Protein-nucleic acid interactions, including kinetics and mechanism of transcription initiation, characterization of DNA wrapping in protein DNA complexes, development of small molecule solutes as thermodynamic and mechanistic probes of protein and DNA conformational changes.
Protein-Nucleic Acid Interactions (PNAI)
Protein-DNA interactions are central to all DNA processes, including the storage, replication, and expression of genetic information in the cell. The Record lab has pioneered the use of quantitative physical biochemical approaches to describe these interactions both experimentally and theoretically. Current PNAI projects in the lab involve characterization of the assembly and function of: E. coli RNA polymerase-promoter DNA open complexes in transcription initiation; and wrapped/bent DNA complexes formed with the histone-like proteins Integration Host Factor and HU. All these systems are unified by a common theme: large conformational changes and other coupled processes in the proteins and/or their target DNA sites occur in binding. To study these processes, we use chemical and enzymatic DNA footprinting, microcalorimetry, circular dichroism, fluorescence, nitrocellulose filter binding, rapid mix-quench kinetics, and structural modeling.
1. RNAP-Promoter Open Complex Formation. How and when is DNA opened in the initial steps of transcription initiation? What roles do the different domains of polymerase play during this highly regulated process? We are using fast footprinting and rapid quench methods to answer these questions; current results summarized in the figures below.
2. IHF/HU-DNA interactions: model systems for the study of coupled folding and DNA wrapping. These two structurally homologous proteins play key roles in organizing the bacterial nucleoid and are involved in numerous DNA transactions (transcription, replication, repair). To gain insight into their functions, we are studying their specific and nonspecific binding modes and how these modes are influenced by solution variables.
Model of the transition from a 34 bp DNA binding mode to 10 bp mode as the molar ratio of HU to DNA increases. The shift to a smaller binding mode pulls the beta arms of HU out of the DNA minor groove. The U-shaped DNA bend is lost with the removal of the two proline “levers” (green). Strikingly, the two modes have a similar number of contacts between positively charged side chains (blue) with negatively charged DNA phosphate oxygens (red), consistent with the observation that changes in salt concentration affects the binding affinity of both modes to the same extent. (Koh et al., in preparation, 2009).
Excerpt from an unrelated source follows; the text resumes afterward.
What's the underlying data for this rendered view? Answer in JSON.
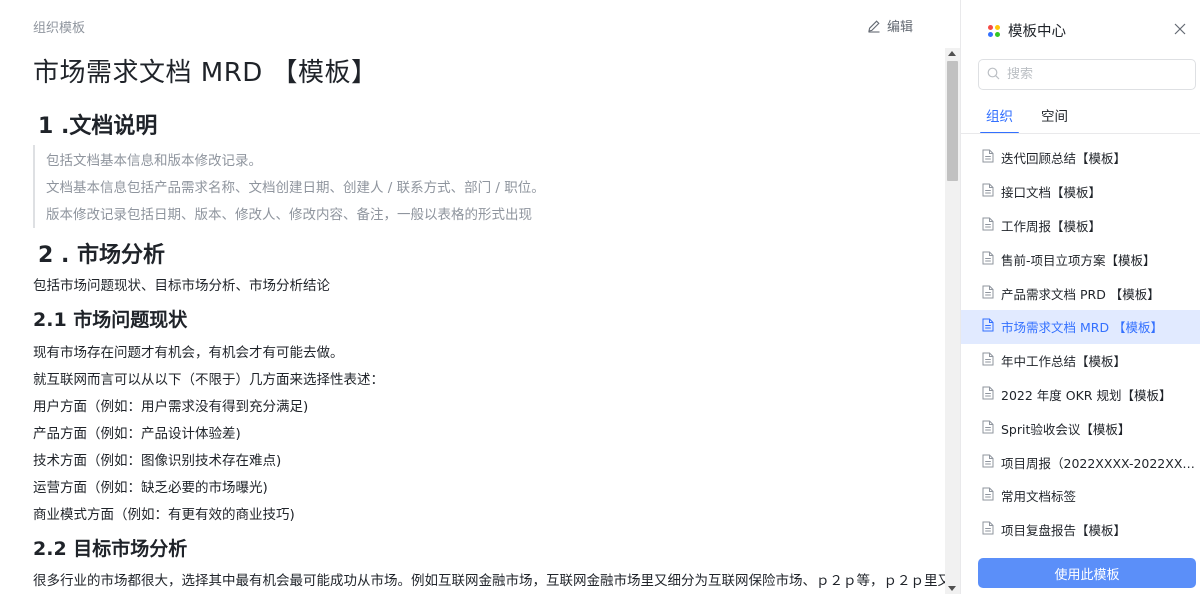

Structural Interpretation and Predictions of the Effects of Solutes and Hofmeister Salt Ions on Biopolymer Processes
Interactions of solutes and salts with biopolymer surfaces play a large role in determining the kinetics and thermodynamics of biopolymer processes such as folding, assembling, binding and crystallization. Recent research in the Record lab has focused on the development of a model and molecular thermodynamic analysis to interpret and predict these effects quantitatively in terms of structural information. This can be done using the Solute Partitioning Model (SPM), a two-state model that interprets the effects of a solute on a biopolymer surface in terms of the change in water accessible surface of the biopolymer and a partition coefficient Kp quantifying the local concentration of the solute in the water of hydration of that surface, relative to its bulk concentration. A database of partition coefficients for salt ions and solutes is being established from analysis of experiments with biopolymers and model compounds. With this database and structural information about the interface formed in a protein-protein or protein-nucleic acid complex, for the first time one will be able to predict the effect of a solute or Hofmeister salt on the thermodynamics and kinetics of protein and nucleic acid processes, and interpret differences between predicted and observed solute effects in terms of coupled processes such as large-scale conformational changes coupled to binding.
Graduate students from Biochemistry, Chemistry and Biophysics are conducting this research. The broad range of backgrounds and interests of these students has been a key factor in our research successes and contributes to a stimulating research environment. Many of my students have gone on to academic positions in chemistry and biochemistry departments; many others are engaged in research at chemical, pharmaceutical and biotechnology companies.